> _Aim of the task_
Reply only with how many lines below contain "post".

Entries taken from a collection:
::::::::

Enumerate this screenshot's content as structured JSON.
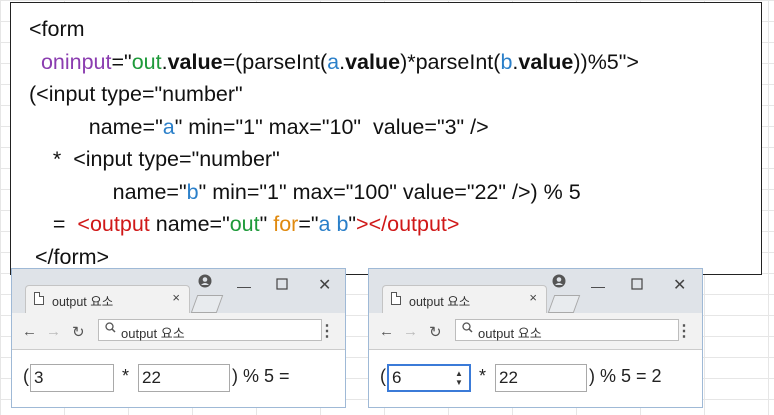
{
  "code": {
    "line1": "<form",
    "line2": {
      "attr": "oninput",
      "eq": "=\"",
      "out": "out",
      "dot1": ".",
      "value1": "value",
      "mid1": "=(parseInt(",
      "a": "a",
      "dot2": ".",
      "value2": "value",
      "mid2": ")*parseInt(",
      "b": "b",
      "dot3": ".",
      "value3": "value",
      "end": "))%5\">"
    },
    "line3": "(<input type=\"number\"",
    "line4": {
      "pre": "name=\"",
      "a": "a",
      "post": "\" min=\"1\" max=\"10\"  value=\"3\" />"
    },
    "line5": "*  <input type=\"number\"",
    "line6": {
      "pre": "name=\"",
      "b": "b",
      "post": "\" min=\"1\" max=\"100\" value=\"22\" />) % 5"
    },
    "line7": {
      "pre": "=  ",
      "tag": "<output",
      "mid1": " name=\"",
      "out": "out",
      "mid2": "\" ",
      "for": "for",
      "mid3": "=\"",
      "ab": "a b",
      "mid4": "\"",
      "close": "></output>"
    },
    "line8": "</form>"
  },
  "windows": [
    {
      "tab_title": "output 요소",
      "tab_close": "×",
      "address": "output 요소",
      "open_paren": "(",
      "input_a_value": "3",
      "times": "*",
      "input_b_value": "22",
      "suffix": ") % 5 =",
      "result": ""
    },
    {
      "tab_title": "output 요소",
      "tab_close": "×",
      "address": "output 요소",
      "open_paren": "(",
      "input_a_value": "6",
      "times": "*",
      "input_b_value": "22",
      "suffix": ") % 5 = 2",
      "result": "2"
    }
  ],
  "icons": {
    "back": "arrow-left-icon",
    "forward": "arrow-right-icon",
    "reload": "reload-icon",
    "search": "search-icon",
    "menu": "kebab-menu-icon",
    "account": "account-icon",
    "minimize": "minimize-icon",
    "maximize": "maximize-icon",
    "close": "close-icon",
    "document": "document-icon"
  },
  "colors": {
    "attr": "#8b3db0",
    "string_value": "#1e9a3a",
    "identifier": "#2a7fc9",
    "tag": "#d01818",
    "for_attr": "#e08a10",
    "focus_border": "#3b7bd8"
  }
}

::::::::

> _Written solution_
2